all that day and night, and froze withal. Some of our 16 20.
people that are dead took the original of their death

The next day, about eleven o'clock, our shallop came ^ov.
to us, and we shipped ourselves ; and the wind being
good, we sailed to the river we formerly discovered,
which we named Cold Harbour ; to which when we
came, we found it not navigable for ships ; yet we
thought it might be a good harbour for boats, for it
flows there twelve foot at high water. ^ We landed
our men between the two creeks,^ and marched some
four or five miles ^ by the greater of them, and the
shallop followed us. At length night grew on, and our
men were tired with marching up and down the steep
hills and deep valleys,^ which lay half a foot thick
with snow. Master Jones, wearied with marching,
was desirous we should take up our lodging, though
some of us would have marched further. So we made
there our rendezv^ous for that night under a few pine
trees ; and as it fell out, we got three fat geese ^ and

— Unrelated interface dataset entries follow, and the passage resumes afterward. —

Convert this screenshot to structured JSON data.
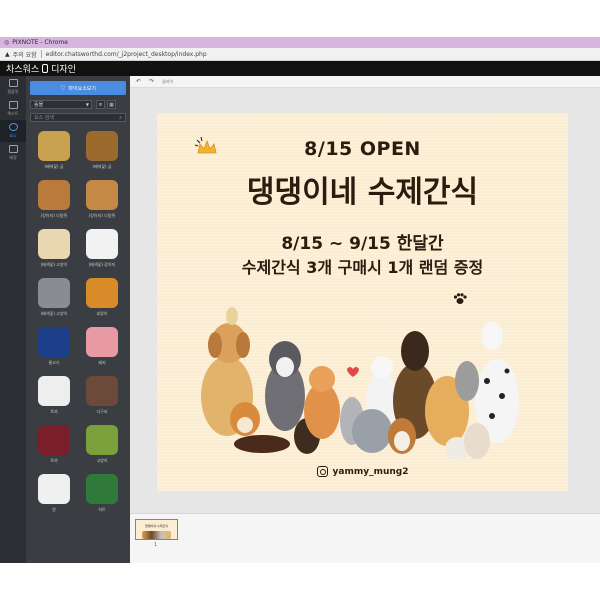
{
  "browser": {
    "window_title": "PIXNOTE - Chrome",
    "security_label": "주의 요함",
    "url": "editor.chatsworthd.com/_j2project_desktop/index.php"
  },
  "editor": {
    "brand": "차스워스",
    "brand_suffix": "디자인"
  },
  "rail": {
    "items": [
      {
        "label": "템플릿"
      },
      {
        "label": "텍스트"
      },
      {
        "label": "요소"
      },
      {
        "label": "배경"
      }
    ]
  },
  "panel": {
    "primary_button": "마이요소보기",
    "filter_value": "동물",
    "search_placeholder": "요소 검색",
    "items": [
      {
        "caption": "(배색꽃) 곰",
        "color": "#c9a24f"
      },
      {
        "caption": "(배색꽃) 곰",
        "color": "#9b6a2f"
      },
      {
        "caption": "(강아지) 다람쥐",
        "color": "#b97a3c"
      },
      {
        "caption": "(강아지) 다람쥐",
        "color": "#c48a45"
      },
      {
        "caption": "(배색꽃) 고양이",
        "color": "#e8d7b0"
      },
      {
        "caption": "(배색꽃) 강아지",
        "color": "#f2f2f2"
      },
      {
        "caption": "(배색꽃) 고양이",
        "color": "#8a8c92"
      },
      {
        "caption": "호랑이",
        "color": "#d98b2a"
      },
      {
        "caption": "물고기",
        "color": "#1d3f8a"
      },
      {
        "caption": "돼지",
        "color": "#e79aa3"
      },
      {
        "caption": "토끼",
        "color": "#eeeeee"
      },
      {
        "caption": "너구리",
        "color": "#6b4a3a"
      },
      {
        "caption": "토끼",
        "color": "#7a1f2a"
      },
      {
        "caption": "고양이",
        "color": "#7aa03a"
      },
      {
        "caption": "양",
        "color": "#f0f0f0"
      },
      {
        "caption": "하트",
        "color": "#2f7a3a"
      }
    ]
  },
  "toolbar": {
    "undo": "↶",
    "redo": "↷",
    "label": "클리어"
  },
  "design": {
    "open_line": "8/15 OPEN",
    "title": "댕댕이네 수제간식",
    "date_line": "8/15 ~ 9/15 한달간",
    "promo_line": "수제간식 3개 구매시 1개 랜덤 증정",
    "instagram": "yammy_mung2",
    "background": "#fbedd1",
    "text_color": "#2a1d10",
    "crown_color": "#f2b233"
  },
  "pages": {
    "current": "1"
  }
}
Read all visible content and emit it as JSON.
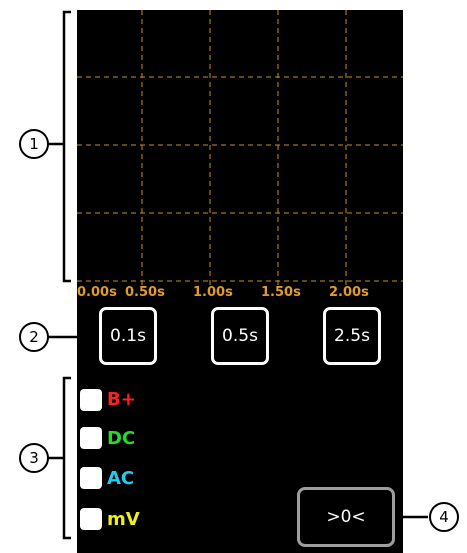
{
  "colors": {
    "screen": "#000000",
    "grid": "#c8901f",
    "tick": "#e19a2c",
    "bplus": "#ff2020",
    "dc": "#22dd22",
    "ac": "#22ccee",
    "mv": "#eeee22"
  },
  "time_axis": {
    "ticks": [
      "0.00s",
      "0.50s",
      "1.00s",
      "1.50s",
      "2.00s"
    ]
  },
  "timebase_buttons": [
    "0.1s",
    "0.5s",
    "2.5s"
  ],
  "channels": [
    {
      "label": "B+"
    },
    {
      "label": "DC"
    },
    {
      "label": "AC"
    },
    {
      "label": "mV"
    }
  ],
  "zero_button": ">0<",
  "callouts": [
    "1",
    "2",
    "3",
    "4"
  ]
}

what they supposed to be six or straight line. The tradition is, that

seven miles farther, were landed on Paniel river was formerly deeper

Beach Point, which forms this har- than it is at present, and therefore

hour. F. the shallop miaht easily follow

' See pages 120 and 138. them. F.

Online LibraryAlexander YoungChronicles of the Pilgrim fathers of the colony of Plymouth, from 1602-1625 → online text (page 13 of 44)